Updated: Sep 10, 2021
“I’m proud to be English again.” It’s been a while since those words were uttered. With England on the brink of their first major tournament win for 55 years, a national pride has been restored by Gareth Southgate and his squad.
Three weeks ago Southgate faced plenty of choices. Foden or Sterling for one (in the end he opted for both, but it’s the latter who has been the star). Manager or leader was another more complex quandary. He opted for citizen, taking to his platform as national manager, and stepping on the platforms of others, where we fail to see our elected politicians.
As England made it to the European Championship final for the first times, politicians, who say politics has no place in the game, still managed to politicise England’s advancement. Gesturing, I think they call it.
Boris Johnson’s staged celebratory photographs along with the flag outside Downing Street, fooled no-one. Just a few days prior to the Denmark game Priti Patel, the Home Security, condoned fans booing the taking of the knee. Days after she was wearing the three lions, crease in the sleeve still fresh.
They say this week’s news is next weeks fish and chip paper. Twitter says otherwise, and Patel, rightly so, has been called out for hypocrisy, after celebrating England’s win.
Patel and Johnson are enjoying the football, and no-one should take umbrage with that, except celebrations are on their terms, to suit their agenda, not the country’s. Southgate on the other hand is doing his job with aplomb and quietly embarrassing Downing Street at the same time.
It’s the choice the England manager didn’t have to make, but he continues to embrace the bigger and harder decisions on and off the field. Years past England managers battled to keep stories out of the press; prostitutes and parties all too often reoccurring themes. This generation; Raheem Sterling and Marcus Rashford in particular, fill the front and back pages for lighter, better reasons.
The days of Fleet Street crucifying players; they should be role models, continuously landing on the door mat, are long gone. Our ‘lads’ are that, and Southgate has been sterling himself to support them.
England edged out Denmark in last week’s semi final, a tense after comparative to the convincing defeat of Ukraine, but Germany was milestone, a hoodoo broken, an awakening. Italy is a whole other challenge again. If you’ve never experimented and tried olive oil and lemon sorbet, try it. Only this Italy team is smoother.
The evolution since the World Cup exit to Croatia is measurable. The Germany game plan was conservative and could have easily backfired. Both games needed change, and in the latter, Southgate knew how to shuffle the deck.
Six games for Kalvin Phillips, Declan Rice and Harry Kane could prove a stretch, and probably too late for tinkering with.
England have been fortunate to arrive at the final; Sterling’s penalty could hardly be called stone wall, but we’ve taken our medicine in years gone by. Whilst VAR maintained Danny Makkelie’s decision to point to the spot, the technology wasn’t their to save us in South Africa as Frank Lampard’s rocket went in off the bar in Bloemfontein.

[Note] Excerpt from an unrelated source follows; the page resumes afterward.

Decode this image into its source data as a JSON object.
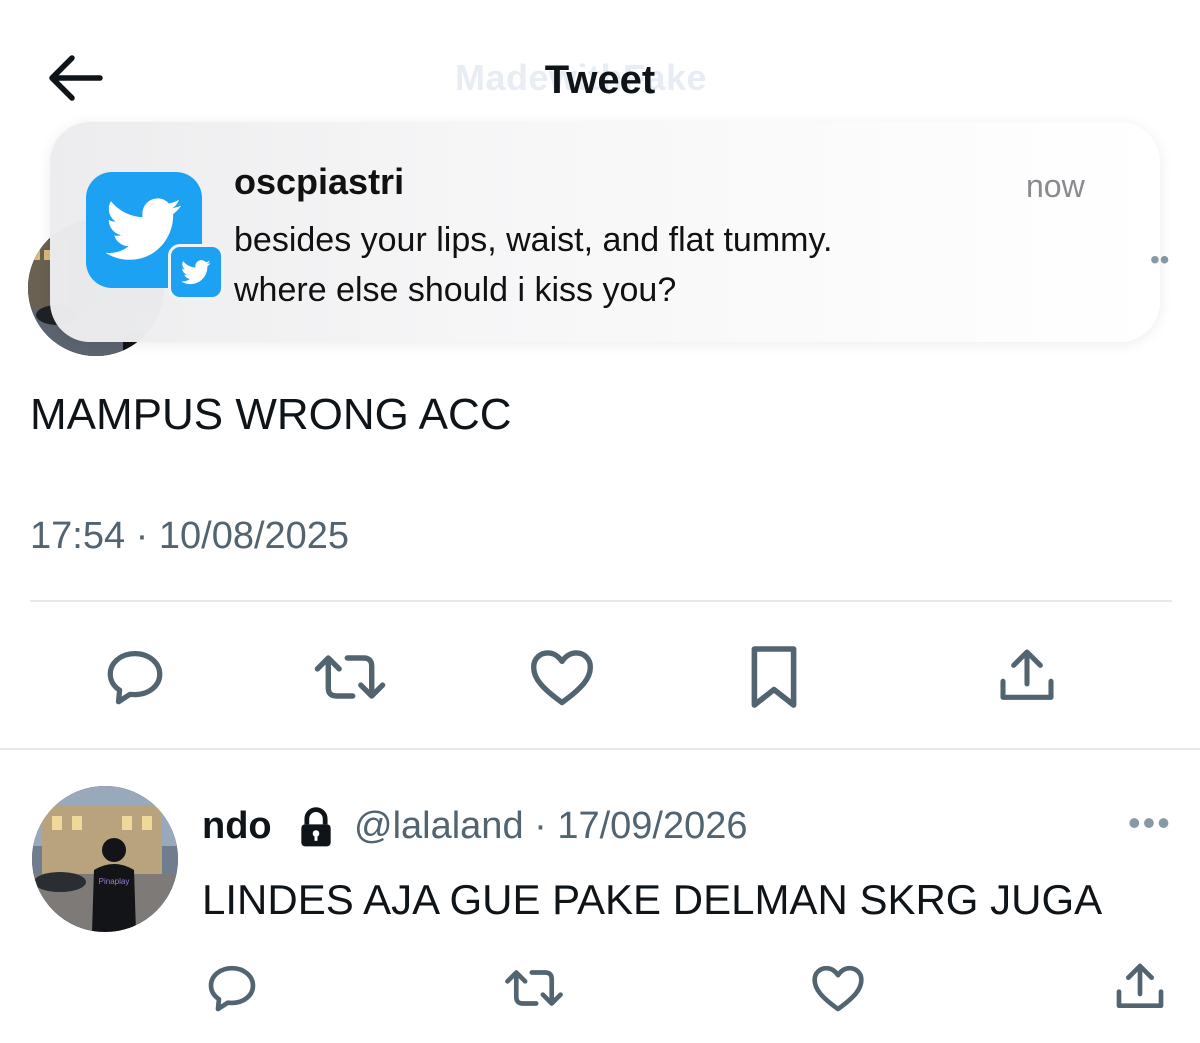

Italy are no strangers to the dark arts either. Suffice to say, the winners at Wembley will need to be wily.
And what of Wembley? The home of football, but at times through this tournament a theatre of controversy. Taking the knee, booing opposition national anthems, Captain Tom shining his laser pen at Kasper Schmeichel, and smatterings of nationalism down Wembley Way.
Navigating the changing national sentiment, often dictated by a fickle and impatient press, needs a steady hand. Southgate hath provide. Crowds have been growing at Wembley which could men more negativity from small quarters of the stadium.
Taking the knee has become divisive in itself, its own issue outside of the reason the gesture is performed. People are almost forgetting and the debate has shifted to marxism; multi-millionaire footballers in the prime of their life trying to so sew the seeds of a communist revolution.
Hopefully the Czech Republic game, where cheers drowned out jeers, is a barometer of what we can hope for.
How an action, used when one partner proposes to another, or in prayer, can be perceived as anything negative or disrespectful is bizarre. Let it go, enjoy the football, and if our politicians can get back to doing what we voted them in for, leading an inclusive meritocracy of a country, we can let Southgate get back to doing what he was hired for.
Aleks Cerefin, UEFA president, has had to deliver this tournament somewhat against his will. The logistically challenging brainchild of the exiled Michel Platiniti, Cerefin says the format will be first and last time.
As England says farewell to Europe, it’s an opportunity for the country to simply say “tarrah, for now, not goodbye forever. Our friends will always be welcome.”
Despite managing England’s most technically gifted squad, Southgate has been forced in to a delicate spot, balancing football with politics. The open letter, the statements the team will continue to take the knee, the perseverance with Raheem Sterling and Harry Kane. This man believes in England, on every level. He can make England whole again.